JOINT PAIN: Steroid injections can be used for musculoskeletal joint pain, especially knees, shoulders and the small joints of the hands and feet. “They work for the majority of people, but not everyone and 1 injection can alleviate pain for several months. One of the GP’s at your surgery may be able to do this for you, without a referral”
PAINKILLERS: Zoe identifies numerous painkillers people can take to help with pain such as; paracetamol, Ibuprofen and neuropathic painkillers: “Neuropathic painkillers, such as Gabapentin, Amitriptyline and Pregabalin calm down the nerve activity and can work really well with nerve pain especially if caused by nerve damage.”
PSYCHOLOGY THERAPY: Relaxation techniques, such as mindfulness and meditation, or with professional support from a therapist can be very helpful and often are the most important factor, when it comes to living with chronic pain “Some people find it difficult to accept that pain is a part of their life, so having psychological therapy can help them accept this and start to rebuild their life with the pain, which in itself can help control the pain.”
Self help / Support groups
There are lots of self-help advice available from a variety of organisations supporting people living with long-term pain, such as:
This 20 minute guided meditation course from Meditainment is easy-to-follow, free and proven to help people cope with chronic pain.
It's part of the Pathway through Pain online course which is provided by the NHS in some areas for people with persistent pain. Ask your GP or pain specialist how to access the course.

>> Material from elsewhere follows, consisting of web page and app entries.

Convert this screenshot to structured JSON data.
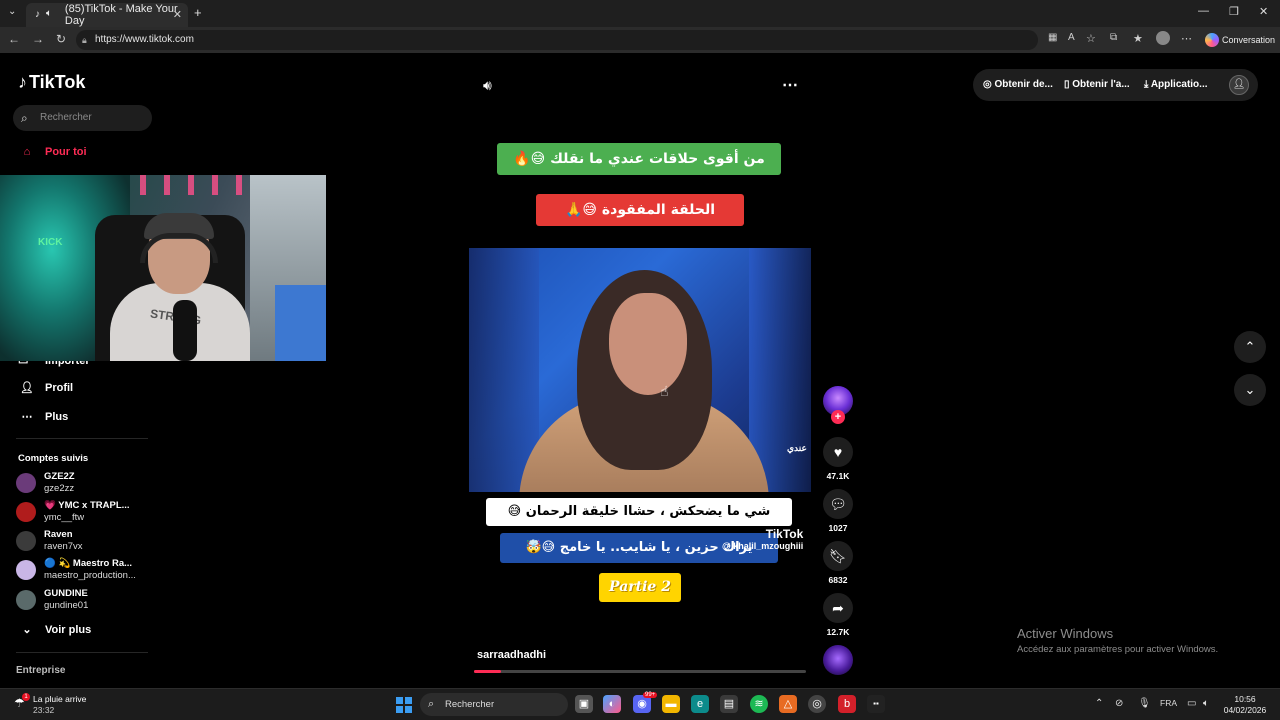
{
  "browser": {
    "tab_title": "(85)TikTok - Make Your Day",
    "url": "https://www.tiktok.com",
    "conversation_label": "Conversation"
  },
  "sidebar": {
    "logo": "TikTok",
    "search_placeholder": "Rechercher",
    "nav": {
      "for_you": "Pour toi",
      "import": "Importer",
      "profile": "Profil",
      "more": "Plus"
    },
    "followed_title": "Comptes suivis",
    "accounts": [
      {
        "name": "GZE2Z",
        "handle": "gze2zz",
        "color": "#6b3b7a"
      },
      {
        "name": "💗 YMC x TRAPL...",
        "handle": "ymc__ftw",
        "color": "#b01c1c"
      },
      {
        "name": "Raven",
        "handle": "raven7vx",
        "color": "#3b3b3b"
      },
      {
        "name": "🔵 💫 Maestro Ra...",
        "handle": "maestro_production...",
        "color": "#c9b6e6"
      },
      {
        "name": "GUNDINE",
        "handle": "gundine01",
        "color": "#5a6a6a"
      }
    ],
    "see_more": "Voir plus",
    "enterprise": "Entreprise"
  },
  "header": {
    "get_coins": "Obtenir de...",
    "get_app": "Obtenir l'a...",
    "application": "Applicatio..."
  },
  "video": {
    "banner_top": "من أقوى حلاقات عندي ما نقلك 😅🔥",
    "banner_second": "الحلقة المفقودة 😅🙏",
    "channel_tag": "عندي",
    "subtitle_white": "شي ما يضحكش ، حشاا خليقة الرحمان 😅",
    "subtitle_blue": "يراك حزين ، يا شايب.. يا خامج 😅🤯",
    "watermark_brand": "TikTok",
    "watermark_handle": "@ khalil_mzoughiii",
    "partie": "Partie 2",
    "author": "sarraadhadhi",
    "progress": 0.08
  },
  "actions": {
    "likes": "47.1K",
    "comments": "1027",
    "saves": "6832",
    "shares": "12.7K"
  },
  "windows_activation": {
    "title": "Activer Windows",
    "subtitle": "Accédez aux paramètres pour activer Windows."
  },
  "taskbar": {
    "weather_title": "La pluie arrive",
    "weather_time": "23:32",
    "search_placeholder": "Rechercher",
    "language": "FRA",
    "time": "10:56",
    "date": "04/02/2026",
    "notif_badge": "99+"
  }
}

GPs can refer complex cases to specialist pain clinic. Dr Zoe says “Your GP can refer to a specialist pain clinic, where pain is assessed holistically. Everyone’s solutions to managing chronic pain will be different. Pain clinics offer a wide range of treatments and support in developing self-help skills to control and relieve your pain.”
Some people receiving treatment at a pain clinic may be offered a pain-management programme (PMP). The aim of a PMP is to improve your quality of life, despite your pain, rather than reducing your pain.
PMPs are usually delivered through a series of group sessions with other people with persistent pain, in a friendly environment.